So too it ought to be with God. Let's captivate people with his story, using the propositions when necessary, but never as a replacement for the mystery and adventure that is the gospel. And, even more, let's invite people to have their stories woven into the only one who can offer them a lasting happily ever after.


Jbhart said...

Agreed. I like that way of looking at it. The story holds us captive not the details.

Anonymous said...

On compelling stories (narratives, whatever):

This may be a little off-topic, but I always get stuck on just which elements make a story compelling--the struggle, the romance, the adventure, the sacrifice, the leap of faith in the dark, the comedic relief to ease the tension, the hope when all is lost, the belief that there are things for which we must make a stand. Without these things and others, a story is just a series of propositions.

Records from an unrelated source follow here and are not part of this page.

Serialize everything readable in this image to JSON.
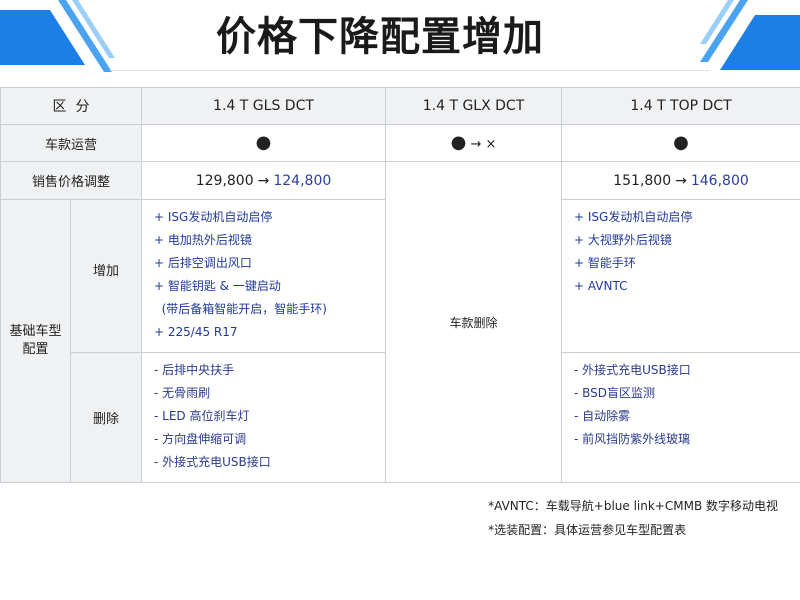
{
  "title": "价格下降配置增加",
  "table": {
    "header": {
      "label": "区  分",
      "models": [
        "1.4 T GLS DCT",
        "1.4 T GLX DCT",
        "1.4 T TOP DCT"
      ]
    },
    "operation_row": {
      "label": "车款运营",
      "gls": "●",
      "glx_dot": "●",
      "glx_arrow": "→",
      "glx_x": "×",
      "top": "●"
    },
    "price_row": {
      "label": "销售价格调整",
      "gls_old": "129,800",
      "gls_arrow": "→",
      "gls_new": "124,800",
      "top_old": "151,800",
      "top_arrow": "→",
      "top_new": "146,800"
    },
    "base_group_label_line1": "基础车型",
    "base_group_label_line2": "配置",
    "add_label": "增加",
    "remove_label": "删除",
    "glx_merged": "车款删除",
    "gls_add": [
      "+ ISG发动机自动启停",
      "+ 电加热外后视镜",
      "+ 后排空调出风口",
      "+ 智能钥匙 & 一键启动",
      "  (带后备箱智能开启，智能手环)",
      "+ 225/45 R17"
    ],
    "top_add": [
      "+ ISG发动机自动启停",
      "+ 大视野外后视镜",
      "+ 智能手环",
      "+ AVNTC"
    ],
    "gls_remove": [
      "- 后排中央扶手",
      "- 无骨雨刷",
      "- LED 高位刹车灯",
      "- 方向盘伸缩可调",
      "- 外接式充电USB接口"
    ],
    "top_remove": [
      "- 外接式充电USB接口",
      "- BSD盲区监测",
      "- 自动除雾",
      "- 前风挡防紫外线玻璃"
    ]
  },
  "notes": [
    "*AVNTC：车载导航+blue link+CMMB 数字移动电视",
    "*选装配置：具体运营参见车型配置表"
  ],
  "colors": {
    "accent_blue": "#1c7fe6",
    "highlight_text": "#2a3fa0"
  }
}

What better to illustrate this than an excerpt on stories from a story by a master storyteller?

"It's like in the great stories, Mr. Frodo. The ones that really mattered. Full of darkness and danger, they were. And sometimes you didn't want to know the end. Because how could the end be happy? How could the world go back to the way it was when so much bad had happened? But in the end, it's only a passing thing, this shadow. Even darkness must pass. A new day will come. And when the sun shines it will shine out the clearer. Those were the stories that stayed with you. That meant something, even if you were too small to understand why. But I think, Mr. Frodo, I do understand. I know now. Folk in those stories had lots of chances of turning back, only they didn't. They kept going. Because they were holding on to something. […] That there’s some good in this world, Mr. Frodo…and it’s worth fighting for."

--The Two Towers, J.R.R Tolkien

What is it that we believe in, strive for, fight for, and even die for, and why do we do it? It would seem only the narrative can convey the meaning beyond mere words when we are describing something so much bigger than ourselves. A series of propositions simply isn't adequate.